Work required — Could you filter the data below down to the lines that hold the word "WhatsApp"?

Excerpted data —
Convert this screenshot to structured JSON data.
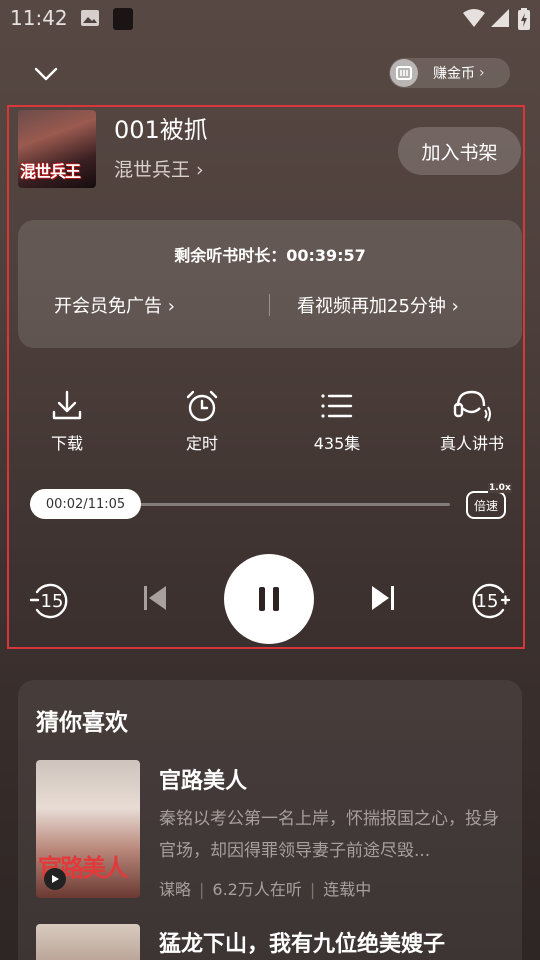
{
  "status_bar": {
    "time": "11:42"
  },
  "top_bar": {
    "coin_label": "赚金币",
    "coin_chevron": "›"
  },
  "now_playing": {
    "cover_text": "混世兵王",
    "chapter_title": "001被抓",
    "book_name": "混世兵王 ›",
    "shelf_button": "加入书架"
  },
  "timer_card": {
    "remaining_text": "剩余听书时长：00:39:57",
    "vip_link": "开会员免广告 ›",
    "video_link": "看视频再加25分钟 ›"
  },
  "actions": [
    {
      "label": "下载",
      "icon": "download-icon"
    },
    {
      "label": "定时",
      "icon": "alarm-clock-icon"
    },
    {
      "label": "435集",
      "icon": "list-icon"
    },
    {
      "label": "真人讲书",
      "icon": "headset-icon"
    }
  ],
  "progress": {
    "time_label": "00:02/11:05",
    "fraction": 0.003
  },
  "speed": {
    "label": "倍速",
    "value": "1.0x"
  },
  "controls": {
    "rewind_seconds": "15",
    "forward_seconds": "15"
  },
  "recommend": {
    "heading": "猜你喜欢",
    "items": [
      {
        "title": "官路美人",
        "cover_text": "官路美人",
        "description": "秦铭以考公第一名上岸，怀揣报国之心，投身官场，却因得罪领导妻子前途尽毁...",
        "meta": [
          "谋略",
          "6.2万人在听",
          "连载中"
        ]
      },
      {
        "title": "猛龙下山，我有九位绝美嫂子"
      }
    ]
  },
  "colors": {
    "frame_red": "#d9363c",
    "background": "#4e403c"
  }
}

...

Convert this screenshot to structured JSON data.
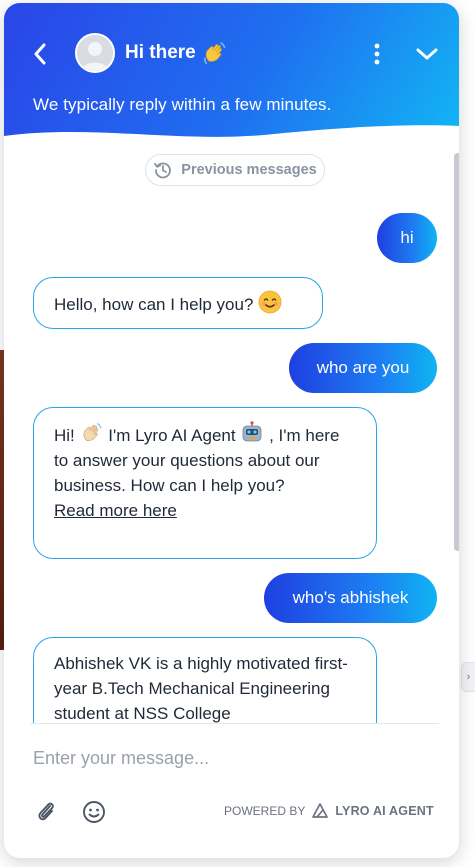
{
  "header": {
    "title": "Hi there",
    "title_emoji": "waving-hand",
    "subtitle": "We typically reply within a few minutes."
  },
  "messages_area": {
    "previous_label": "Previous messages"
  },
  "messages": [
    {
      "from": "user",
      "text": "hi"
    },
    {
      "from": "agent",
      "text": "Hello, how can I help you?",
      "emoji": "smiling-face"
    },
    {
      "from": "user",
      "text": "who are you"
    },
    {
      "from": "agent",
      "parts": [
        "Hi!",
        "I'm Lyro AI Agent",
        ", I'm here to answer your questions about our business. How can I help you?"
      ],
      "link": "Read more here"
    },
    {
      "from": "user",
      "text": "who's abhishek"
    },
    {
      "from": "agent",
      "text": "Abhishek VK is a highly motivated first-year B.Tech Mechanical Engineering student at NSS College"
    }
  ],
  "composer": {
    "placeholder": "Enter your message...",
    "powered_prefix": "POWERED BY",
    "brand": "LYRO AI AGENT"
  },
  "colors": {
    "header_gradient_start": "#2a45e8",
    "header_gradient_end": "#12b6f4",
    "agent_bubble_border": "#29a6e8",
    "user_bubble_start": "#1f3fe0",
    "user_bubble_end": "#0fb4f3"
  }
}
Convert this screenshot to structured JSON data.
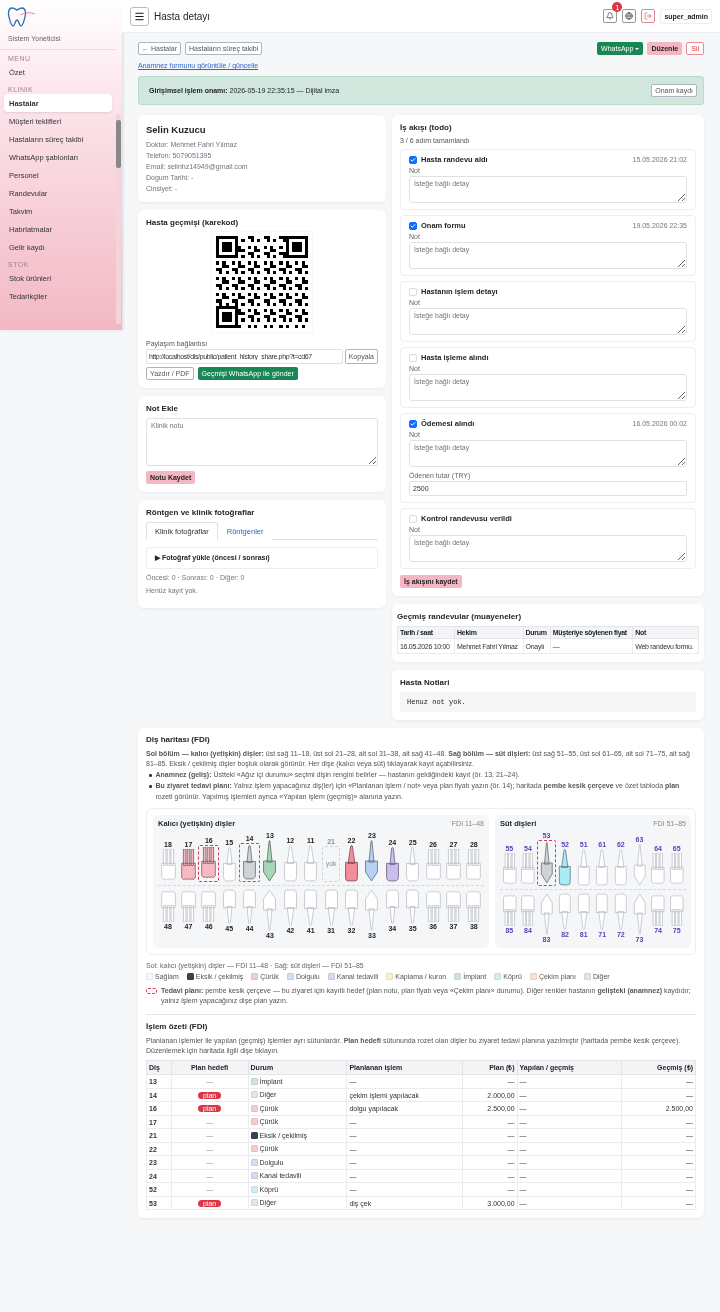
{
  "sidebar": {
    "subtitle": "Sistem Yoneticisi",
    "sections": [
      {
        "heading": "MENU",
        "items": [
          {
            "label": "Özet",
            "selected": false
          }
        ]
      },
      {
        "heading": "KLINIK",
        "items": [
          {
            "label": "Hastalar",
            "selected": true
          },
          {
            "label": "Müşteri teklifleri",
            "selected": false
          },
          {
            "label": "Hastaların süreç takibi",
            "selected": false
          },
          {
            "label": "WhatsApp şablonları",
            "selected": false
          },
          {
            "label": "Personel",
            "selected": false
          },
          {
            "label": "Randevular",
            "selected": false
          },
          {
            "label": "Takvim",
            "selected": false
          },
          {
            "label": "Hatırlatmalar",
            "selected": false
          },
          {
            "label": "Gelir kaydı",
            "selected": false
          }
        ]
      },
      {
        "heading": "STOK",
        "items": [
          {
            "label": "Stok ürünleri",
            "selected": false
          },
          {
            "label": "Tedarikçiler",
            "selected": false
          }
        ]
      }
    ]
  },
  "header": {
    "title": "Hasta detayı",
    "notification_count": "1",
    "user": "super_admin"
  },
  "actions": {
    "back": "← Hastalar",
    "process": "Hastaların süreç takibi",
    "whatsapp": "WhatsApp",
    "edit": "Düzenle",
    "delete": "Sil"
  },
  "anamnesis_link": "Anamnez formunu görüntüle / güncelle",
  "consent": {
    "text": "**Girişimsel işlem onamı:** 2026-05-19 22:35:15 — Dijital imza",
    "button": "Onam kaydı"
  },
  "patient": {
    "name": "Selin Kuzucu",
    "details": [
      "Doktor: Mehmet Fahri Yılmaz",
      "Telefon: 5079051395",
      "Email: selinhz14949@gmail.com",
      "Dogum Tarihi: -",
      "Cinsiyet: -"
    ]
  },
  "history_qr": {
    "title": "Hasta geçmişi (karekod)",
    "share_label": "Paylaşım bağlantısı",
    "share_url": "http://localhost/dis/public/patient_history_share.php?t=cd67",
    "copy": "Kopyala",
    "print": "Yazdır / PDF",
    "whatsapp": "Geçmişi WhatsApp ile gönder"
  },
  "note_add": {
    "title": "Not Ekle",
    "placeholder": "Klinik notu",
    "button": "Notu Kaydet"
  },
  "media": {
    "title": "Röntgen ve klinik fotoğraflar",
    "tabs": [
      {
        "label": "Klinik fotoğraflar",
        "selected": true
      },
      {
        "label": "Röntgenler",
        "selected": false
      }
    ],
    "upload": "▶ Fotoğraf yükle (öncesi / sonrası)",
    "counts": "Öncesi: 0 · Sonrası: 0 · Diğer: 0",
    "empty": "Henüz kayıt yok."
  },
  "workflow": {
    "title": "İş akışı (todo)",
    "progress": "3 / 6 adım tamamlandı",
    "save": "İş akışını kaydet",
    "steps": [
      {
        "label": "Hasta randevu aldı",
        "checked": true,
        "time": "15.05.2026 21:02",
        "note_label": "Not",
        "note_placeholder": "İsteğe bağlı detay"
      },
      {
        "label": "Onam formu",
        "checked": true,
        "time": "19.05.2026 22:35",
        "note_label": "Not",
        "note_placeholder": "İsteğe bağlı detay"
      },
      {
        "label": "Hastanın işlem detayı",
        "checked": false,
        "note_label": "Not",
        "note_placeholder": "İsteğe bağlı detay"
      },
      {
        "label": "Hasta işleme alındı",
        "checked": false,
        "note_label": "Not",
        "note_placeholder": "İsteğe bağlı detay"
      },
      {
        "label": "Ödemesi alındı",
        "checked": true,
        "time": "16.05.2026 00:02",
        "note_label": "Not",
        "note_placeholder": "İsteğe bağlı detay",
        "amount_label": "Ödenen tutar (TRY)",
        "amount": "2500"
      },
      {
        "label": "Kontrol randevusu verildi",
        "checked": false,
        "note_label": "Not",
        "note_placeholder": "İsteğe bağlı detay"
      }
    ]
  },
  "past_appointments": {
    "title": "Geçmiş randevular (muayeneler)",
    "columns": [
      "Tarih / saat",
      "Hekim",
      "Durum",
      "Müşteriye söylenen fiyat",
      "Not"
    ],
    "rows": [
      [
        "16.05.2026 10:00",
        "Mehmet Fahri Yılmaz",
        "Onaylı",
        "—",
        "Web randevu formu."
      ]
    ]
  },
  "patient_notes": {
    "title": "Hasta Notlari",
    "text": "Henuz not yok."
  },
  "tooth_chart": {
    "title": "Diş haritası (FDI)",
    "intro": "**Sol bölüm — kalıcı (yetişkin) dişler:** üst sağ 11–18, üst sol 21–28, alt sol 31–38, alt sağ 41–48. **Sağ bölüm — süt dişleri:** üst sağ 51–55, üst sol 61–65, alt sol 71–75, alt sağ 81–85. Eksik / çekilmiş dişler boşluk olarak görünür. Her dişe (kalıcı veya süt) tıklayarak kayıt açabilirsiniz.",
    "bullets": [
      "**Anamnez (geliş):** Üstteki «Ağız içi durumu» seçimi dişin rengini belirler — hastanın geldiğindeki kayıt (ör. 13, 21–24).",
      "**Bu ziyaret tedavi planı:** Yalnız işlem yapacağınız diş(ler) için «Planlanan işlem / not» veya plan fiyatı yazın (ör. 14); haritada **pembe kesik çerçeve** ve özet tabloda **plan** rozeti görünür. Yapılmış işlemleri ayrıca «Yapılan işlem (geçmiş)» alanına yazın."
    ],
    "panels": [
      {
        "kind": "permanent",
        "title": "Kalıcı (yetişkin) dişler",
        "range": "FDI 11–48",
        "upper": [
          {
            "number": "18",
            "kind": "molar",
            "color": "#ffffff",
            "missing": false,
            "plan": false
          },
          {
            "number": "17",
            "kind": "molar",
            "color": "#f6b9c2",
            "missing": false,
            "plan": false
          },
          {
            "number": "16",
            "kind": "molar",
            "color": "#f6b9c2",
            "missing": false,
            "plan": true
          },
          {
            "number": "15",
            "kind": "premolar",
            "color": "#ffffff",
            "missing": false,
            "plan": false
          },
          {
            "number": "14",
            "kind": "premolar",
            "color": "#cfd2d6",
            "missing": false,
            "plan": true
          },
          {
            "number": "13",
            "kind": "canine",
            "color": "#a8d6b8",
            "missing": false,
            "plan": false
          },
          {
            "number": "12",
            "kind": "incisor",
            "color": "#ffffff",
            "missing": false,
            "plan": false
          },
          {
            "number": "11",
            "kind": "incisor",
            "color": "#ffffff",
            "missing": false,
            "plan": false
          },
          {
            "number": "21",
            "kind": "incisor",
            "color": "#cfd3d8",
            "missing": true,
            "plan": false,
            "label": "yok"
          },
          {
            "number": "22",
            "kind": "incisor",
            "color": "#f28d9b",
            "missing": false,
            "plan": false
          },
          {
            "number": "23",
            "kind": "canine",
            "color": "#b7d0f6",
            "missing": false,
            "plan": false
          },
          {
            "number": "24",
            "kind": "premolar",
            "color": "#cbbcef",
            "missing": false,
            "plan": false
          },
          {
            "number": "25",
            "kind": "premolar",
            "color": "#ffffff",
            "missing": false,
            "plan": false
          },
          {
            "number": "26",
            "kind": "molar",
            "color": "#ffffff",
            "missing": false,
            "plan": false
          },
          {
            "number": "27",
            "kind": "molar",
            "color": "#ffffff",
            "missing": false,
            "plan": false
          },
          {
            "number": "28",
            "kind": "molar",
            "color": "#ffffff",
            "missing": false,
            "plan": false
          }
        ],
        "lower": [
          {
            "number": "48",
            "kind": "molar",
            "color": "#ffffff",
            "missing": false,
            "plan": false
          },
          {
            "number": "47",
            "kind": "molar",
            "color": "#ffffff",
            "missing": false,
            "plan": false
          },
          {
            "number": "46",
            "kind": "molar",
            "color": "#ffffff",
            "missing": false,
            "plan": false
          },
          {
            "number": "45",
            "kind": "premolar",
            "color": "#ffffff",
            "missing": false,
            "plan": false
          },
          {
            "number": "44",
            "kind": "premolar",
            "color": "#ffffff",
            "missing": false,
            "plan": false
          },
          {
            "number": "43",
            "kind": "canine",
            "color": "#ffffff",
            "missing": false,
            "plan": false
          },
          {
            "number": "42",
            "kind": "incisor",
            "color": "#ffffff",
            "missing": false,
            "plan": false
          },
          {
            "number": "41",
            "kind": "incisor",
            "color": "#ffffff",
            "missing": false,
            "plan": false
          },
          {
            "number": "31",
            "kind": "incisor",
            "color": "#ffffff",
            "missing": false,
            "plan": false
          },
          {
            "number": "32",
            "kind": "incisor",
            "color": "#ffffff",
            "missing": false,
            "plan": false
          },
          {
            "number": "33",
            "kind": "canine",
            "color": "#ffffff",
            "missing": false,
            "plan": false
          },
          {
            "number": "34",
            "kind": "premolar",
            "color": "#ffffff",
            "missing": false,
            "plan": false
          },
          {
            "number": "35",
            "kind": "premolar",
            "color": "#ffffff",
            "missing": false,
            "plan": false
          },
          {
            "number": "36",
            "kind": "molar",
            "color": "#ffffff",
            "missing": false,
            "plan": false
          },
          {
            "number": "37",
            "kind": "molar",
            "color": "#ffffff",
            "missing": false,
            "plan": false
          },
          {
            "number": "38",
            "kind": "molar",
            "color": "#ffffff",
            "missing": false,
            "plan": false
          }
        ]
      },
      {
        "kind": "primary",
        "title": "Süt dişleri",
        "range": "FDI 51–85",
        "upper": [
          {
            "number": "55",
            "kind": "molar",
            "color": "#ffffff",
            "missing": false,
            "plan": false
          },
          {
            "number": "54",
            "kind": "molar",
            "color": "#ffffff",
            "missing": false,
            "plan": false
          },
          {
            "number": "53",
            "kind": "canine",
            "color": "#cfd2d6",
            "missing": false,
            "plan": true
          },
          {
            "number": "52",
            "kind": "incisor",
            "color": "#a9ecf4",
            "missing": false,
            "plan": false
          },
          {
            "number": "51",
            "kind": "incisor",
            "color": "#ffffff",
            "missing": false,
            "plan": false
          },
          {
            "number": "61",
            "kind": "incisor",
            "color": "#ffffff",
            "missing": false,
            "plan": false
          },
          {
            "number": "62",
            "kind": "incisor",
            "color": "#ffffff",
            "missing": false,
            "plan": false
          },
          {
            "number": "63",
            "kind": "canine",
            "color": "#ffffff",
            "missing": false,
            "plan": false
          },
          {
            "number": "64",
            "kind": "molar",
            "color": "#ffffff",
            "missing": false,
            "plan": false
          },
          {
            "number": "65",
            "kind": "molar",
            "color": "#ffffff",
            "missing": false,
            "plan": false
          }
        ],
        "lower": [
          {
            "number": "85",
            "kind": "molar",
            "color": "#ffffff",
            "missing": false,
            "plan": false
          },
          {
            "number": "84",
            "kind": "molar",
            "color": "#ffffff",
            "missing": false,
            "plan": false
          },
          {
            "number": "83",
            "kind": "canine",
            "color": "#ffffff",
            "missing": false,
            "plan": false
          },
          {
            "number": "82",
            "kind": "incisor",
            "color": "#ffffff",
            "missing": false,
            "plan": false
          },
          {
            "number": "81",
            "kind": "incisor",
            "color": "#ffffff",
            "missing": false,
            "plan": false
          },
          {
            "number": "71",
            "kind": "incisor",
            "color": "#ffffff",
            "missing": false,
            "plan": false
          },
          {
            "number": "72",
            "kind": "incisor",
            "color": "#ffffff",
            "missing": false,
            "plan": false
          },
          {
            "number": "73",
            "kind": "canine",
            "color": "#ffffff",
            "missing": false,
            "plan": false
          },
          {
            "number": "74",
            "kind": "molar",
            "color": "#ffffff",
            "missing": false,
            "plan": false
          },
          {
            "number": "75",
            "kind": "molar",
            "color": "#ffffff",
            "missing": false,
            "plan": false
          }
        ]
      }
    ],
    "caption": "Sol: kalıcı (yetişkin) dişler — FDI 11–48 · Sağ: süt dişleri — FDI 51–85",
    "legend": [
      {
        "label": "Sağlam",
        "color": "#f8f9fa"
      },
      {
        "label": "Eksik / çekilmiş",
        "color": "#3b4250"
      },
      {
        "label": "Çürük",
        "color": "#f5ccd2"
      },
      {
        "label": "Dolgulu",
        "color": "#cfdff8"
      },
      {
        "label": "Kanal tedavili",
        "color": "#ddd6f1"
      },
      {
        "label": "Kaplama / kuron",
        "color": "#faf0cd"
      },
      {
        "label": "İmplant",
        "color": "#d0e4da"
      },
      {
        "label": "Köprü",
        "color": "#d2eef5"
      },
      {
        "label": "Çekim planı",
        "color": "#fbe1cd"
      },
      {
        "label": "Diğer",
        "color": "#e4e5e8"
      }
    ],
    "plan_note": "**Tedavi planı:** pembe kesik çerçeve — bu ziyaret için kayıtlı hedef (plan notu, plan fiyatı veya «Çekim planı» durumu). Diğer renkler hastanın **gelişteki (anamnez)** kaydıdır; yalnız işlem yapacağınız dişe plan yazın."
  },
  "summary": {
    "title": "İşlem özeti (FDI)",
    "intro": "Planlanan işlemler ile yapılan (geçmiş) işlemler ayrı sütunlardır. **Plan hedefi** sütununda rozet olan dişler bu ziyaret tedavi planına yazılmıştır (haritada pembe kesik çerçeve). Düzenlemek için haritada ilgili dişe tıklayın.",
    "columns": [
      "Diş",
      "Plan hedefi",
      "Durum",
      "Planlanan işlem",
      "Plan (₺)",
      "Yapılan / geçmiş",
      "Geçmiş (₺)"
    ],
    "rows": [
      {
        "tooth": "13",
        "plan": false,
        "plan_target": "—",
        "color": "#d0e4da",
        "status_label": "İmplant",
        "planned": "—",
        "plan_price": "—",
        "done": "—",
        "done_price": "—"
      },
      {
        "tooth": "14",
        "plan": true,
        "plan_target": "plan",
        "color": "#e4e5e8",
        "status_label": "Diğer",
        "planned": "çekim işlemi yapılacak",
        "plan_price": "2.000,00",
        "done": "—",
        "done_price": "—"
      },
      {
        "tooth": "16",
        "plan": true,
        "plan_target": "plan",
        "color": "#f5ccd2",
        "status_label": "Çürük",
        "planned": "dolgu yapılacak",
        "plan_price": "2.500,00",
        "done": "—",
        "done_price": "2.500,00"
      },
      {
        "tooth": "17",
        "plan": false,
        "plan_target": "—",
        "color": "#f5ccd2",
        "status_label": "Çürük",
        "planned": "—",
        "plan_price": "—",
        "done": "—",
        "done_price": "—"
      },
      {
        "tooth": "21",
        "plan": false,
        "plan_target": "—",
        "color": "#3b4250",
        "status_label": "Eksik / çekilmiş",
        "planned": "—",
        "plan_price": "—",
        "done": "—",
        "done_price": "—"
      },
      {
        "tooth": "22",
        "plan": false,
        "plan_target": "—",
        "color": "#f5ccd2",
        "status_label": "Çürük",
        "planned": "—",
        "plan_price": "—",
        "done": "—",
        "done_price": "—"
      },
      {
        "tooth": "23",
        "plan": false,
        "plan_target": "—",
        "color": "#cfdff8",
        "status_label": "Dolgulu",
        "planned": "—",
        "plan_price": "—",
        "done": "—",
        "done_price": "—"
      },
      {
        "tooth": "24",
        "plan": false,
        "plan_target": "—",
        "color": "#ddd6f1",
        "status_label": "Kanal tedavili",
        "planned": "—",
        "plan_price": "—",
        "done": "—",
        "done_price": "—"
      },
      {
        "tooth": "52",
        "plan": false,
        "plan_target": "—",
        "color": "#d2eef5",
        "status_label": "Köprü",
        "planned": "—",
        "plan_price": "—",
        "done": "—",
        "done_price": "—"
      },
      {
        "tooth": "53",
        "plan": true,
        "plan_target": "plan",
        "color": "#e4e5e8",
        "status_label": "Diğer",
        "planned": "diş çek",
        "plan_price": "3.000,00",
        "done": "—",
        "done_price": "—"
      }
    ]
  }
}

Result for this task —
            "label": "WhatsApp şablonları",
    "whatsapp": "WhatsApp",
    "whatsapp": "Geçmişi WhatsApp ile gönder"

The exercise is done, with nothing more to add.